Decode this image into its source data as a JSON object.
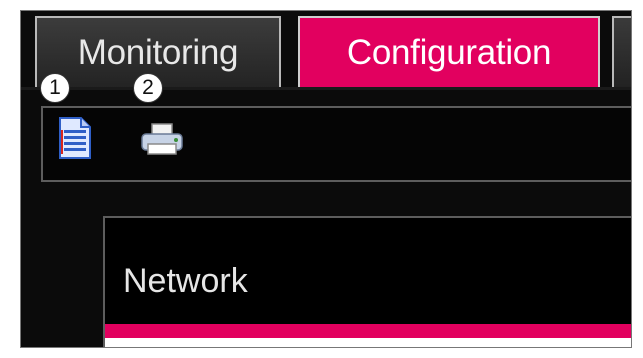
{
  "tabs": [
    {
      "label": "Monitoring",
      "active": false
    },
    {
      "label": "Configuration",
      "active": true
    }
  ],
  "toolbar": {
    "items": [
      {
        "icon": "document-icon",
        "callout": "1"
      },
      {
        "icon": "printer-icon",
        "callout": "2"
      }
    ]
  },
  "panel": {
    "title": "Network"
  },
  "colors": {
    "accent": "#e2005f",
    "background": "#0b0b0b",
    "frame_border": "#5d5d5d"
  }
}
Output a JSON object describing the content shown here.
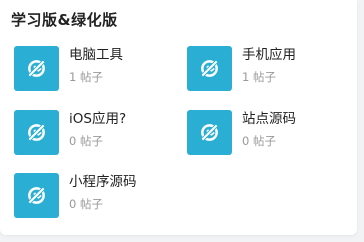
{
  "section": {
    "title": "学习版&绿化版"
  },
  "forums": [
    {
      "name": "电脑工具",
      "count": "1 帖子"
    },
    {
      "name": "手机应用",
      "count": "1 帖子"
    },
    {
      "name": "iOS应用?",
      "count": "0 帖子"
    },
    {
      "name": "站点源码",
      "count": "0 帖子"
    },
    {
      "name": "小程序源码",
      "count": "0 帖子"
    }
  ],
  "colors": {
    "icon_background": "#2aaed3",
    "icon_glyph": "#ffffff"
  },
  "icon": "no-image-icon"
}
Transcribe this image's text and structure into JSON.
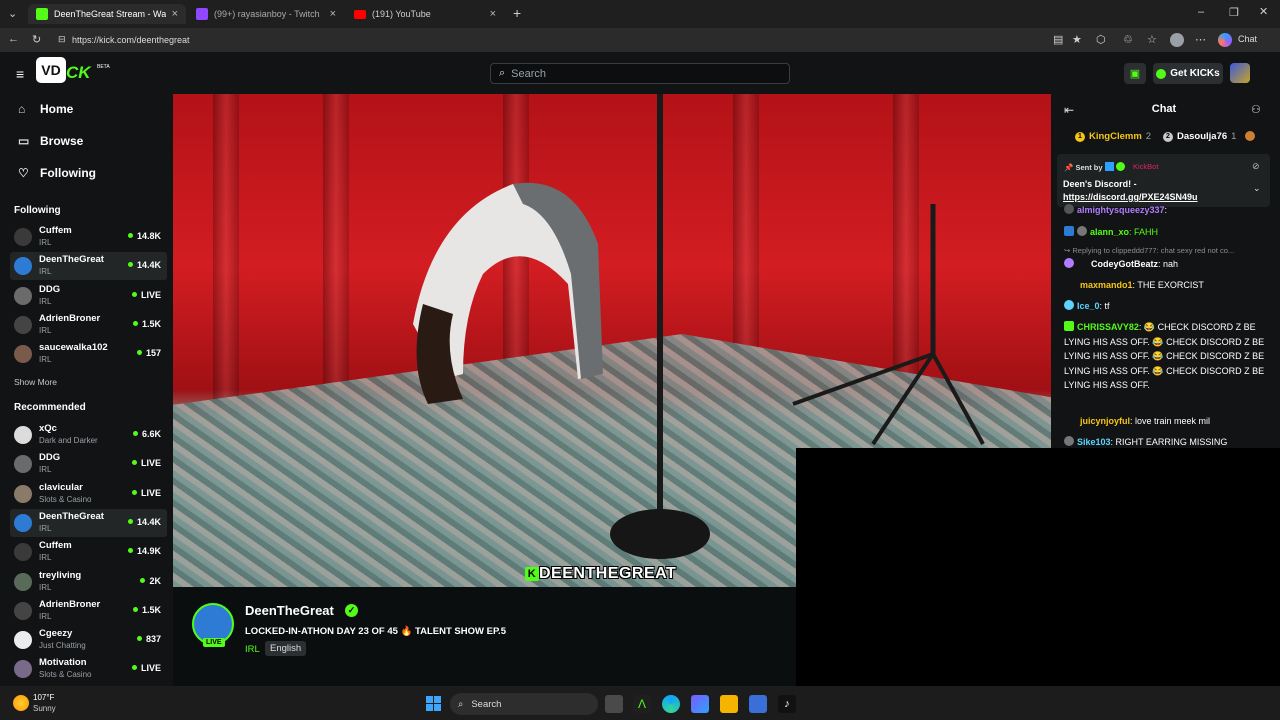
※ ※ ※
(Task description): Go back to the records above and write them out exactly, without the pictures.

(Output for this exercise):
Decode this image into its source data as a JSON object.
{
  "tabs": [
    {
      "label": "Monitoring",
      "active": false
    },
    {
      "label": "Configuration",
      "active": true
    }
  ],
  "toolbar": {
    "items": [
      {
        "icon": "document-icon",
        "callout": "1"
      },
      {
        "icon": "printer-icon",
        "callout": "2"
      }
    ]
  },
  "panel": {
    "title": "Network"
  },
  "colors": {
    "accent": "#e2005f",
    "background": "#0b0b0b",
    "frame_border": "#5d5d5d"
  }
}
Output a JSON object describing the content shown here.
{
  "section": {
    "title": "学习版&绿化版"
  },
  "forums": [
    {
      "name": "电脑工具",
      "count": "1 帖子"
    },
    {
      "name": "手机应用",
      "count": "1 帖子"
    },
    {
      "name": "iOS应用?",
      "count": "0 帖子"
    },
    {
      "name": "站点源码",
      "count": "0 帖子"
    },
    {
      "name": "小程序源码",
      "count": "0 帖子"
    }
  ],
  "colors": {
    "icon_background": "#2aaed3",
    "icon_glyph": "#ffffff"
  },
  "icon": "no-image-icon"
}
Transcribe this image's text and structure into JSON.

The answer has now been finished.